Makeovers are on hold until COVID-19 concerns ease, but Hannah and her volunteers are eager for them to resume.
 
“I really hope it happens sooner rather than later,” she says, “because I love doing the makeovers. Normally we need between 40 and 80 volunteers on one day. It’s huge. It’s a great time.”
 
Year-round, volunteers are needed to staff Restoring Dignity’s donation center inside Lockbox Storage near 74th and Dodge to sort through items, discard trash, and shelve things.
 
Hannah doesn’t take any volunteer for granted.
 
“I always say never underestimate the power of one because sometimes one person has brought in a hundred volunteers. Every person who reaches out to me is extremely important because you never know what they bring with them.”
 
She loves interacting with volunteers and families.
 
“I love being hands-on. The best days are when we are able to directly impact families in a meaningful way.”
 
She also treasures hearing refugees’ stories of resilience and survival. Restoring Dignity employs several refugees and, Hannah says, “One of my visions is to see this organization passed off to the refugee community and run by refugees for refugees.”
 
Those who follow her Pied Piper call sing her praises.
 
Jeff Young, a retired Union Pacific systems-operations expert, says, “The organization Restoring Dignity puts around this is really quite remarkable. Hats off to Hannah. Her organizing people to come together to provide this service is remarkable. Her leadership, passion and commitment to take that on is commendable.”
 
“Her drive to make our refugee community better is awesome and inspirational for me,” Cory Nelson says. “She is a person who is definitely for community.”
 
Roger Young is hungry to do more.
 
“When the opportunity presents itself, I will definitely choose to go serve and help again.”
 
“To see the joy on the families’ faces when they realize people actually do care about them” is most satisfying to Cory Nelson. He adds, “I’m really looking forward to getting back to serving these families. We’re still on some level helping, staying engaged, donating furniture, bedding and household items.”
 
Currently, Restoring Dignity needs the following items donated:

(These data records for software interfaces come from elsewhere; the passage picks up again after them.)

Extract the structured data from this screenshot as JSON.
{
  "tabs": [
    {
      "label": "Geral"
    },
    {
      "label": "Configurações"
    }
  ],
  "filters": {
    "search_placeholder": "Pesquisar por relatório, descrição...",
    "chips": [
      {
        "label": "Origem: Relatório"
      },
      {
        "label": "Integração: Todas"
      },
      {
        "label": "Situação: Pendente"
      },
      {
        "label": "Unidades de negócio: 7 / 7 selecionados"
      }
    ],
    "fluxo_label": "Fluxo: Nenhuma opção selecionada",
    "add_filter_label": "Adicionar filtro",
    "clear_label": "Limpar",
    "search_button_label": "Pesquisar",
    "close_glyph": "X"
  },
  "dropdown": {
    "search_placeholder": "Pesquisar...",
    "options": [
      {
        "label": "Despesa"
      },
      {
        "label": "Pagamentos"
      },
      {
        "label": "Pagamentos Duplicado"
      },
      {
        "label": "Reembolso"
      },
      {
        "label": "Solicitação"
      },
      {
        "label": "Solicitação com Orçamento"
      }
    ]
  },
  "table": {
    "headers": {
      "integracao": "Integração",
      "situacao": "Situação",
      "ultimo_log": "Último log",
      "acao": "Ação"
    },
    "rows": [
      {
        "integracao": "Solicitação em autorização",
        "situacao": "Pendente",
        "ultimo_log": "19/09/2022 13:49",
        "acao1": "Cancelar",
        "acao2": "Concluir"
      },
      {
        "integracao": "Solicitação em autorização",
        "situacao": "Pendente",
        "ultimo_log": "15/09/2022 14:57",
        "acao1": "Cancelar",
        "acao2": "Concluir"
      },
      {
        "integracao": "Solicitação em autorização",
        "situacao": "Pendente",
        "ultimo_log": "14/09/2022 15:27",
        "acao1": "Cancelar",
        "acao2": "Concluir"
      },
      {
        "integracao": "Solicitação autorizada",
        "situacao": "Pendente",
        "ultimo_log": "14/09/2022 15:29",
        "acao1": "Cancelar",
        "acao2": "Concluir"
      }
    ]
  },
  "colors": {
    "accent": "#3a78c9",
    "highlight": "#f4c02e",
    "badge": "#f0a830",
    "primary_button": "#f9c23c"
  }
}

Cleaning supplies – Details here.
Window AC units – Details here.
Cloth masks – Volunteer to sew masks here.
Hygiene items

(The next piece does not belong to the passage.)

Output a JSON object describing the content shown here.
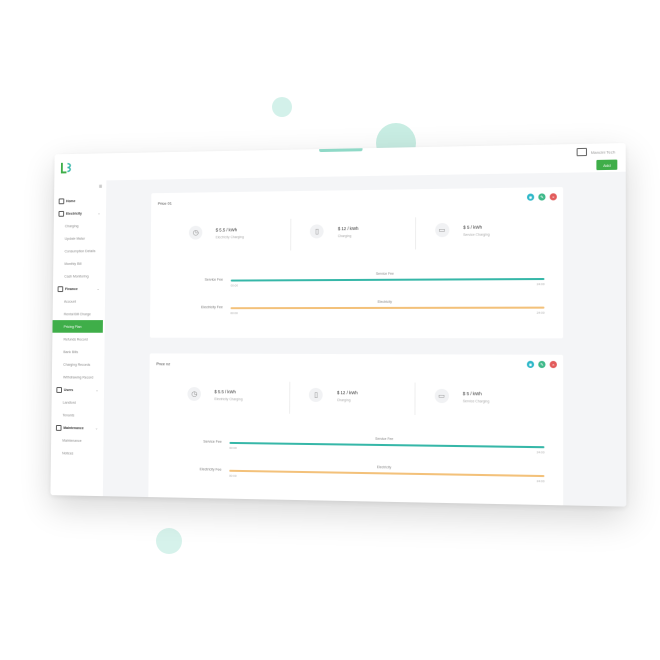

Culturally appropriate food
 
For more on their work, visit Restoring Dignity’s SHARE Omaha profile.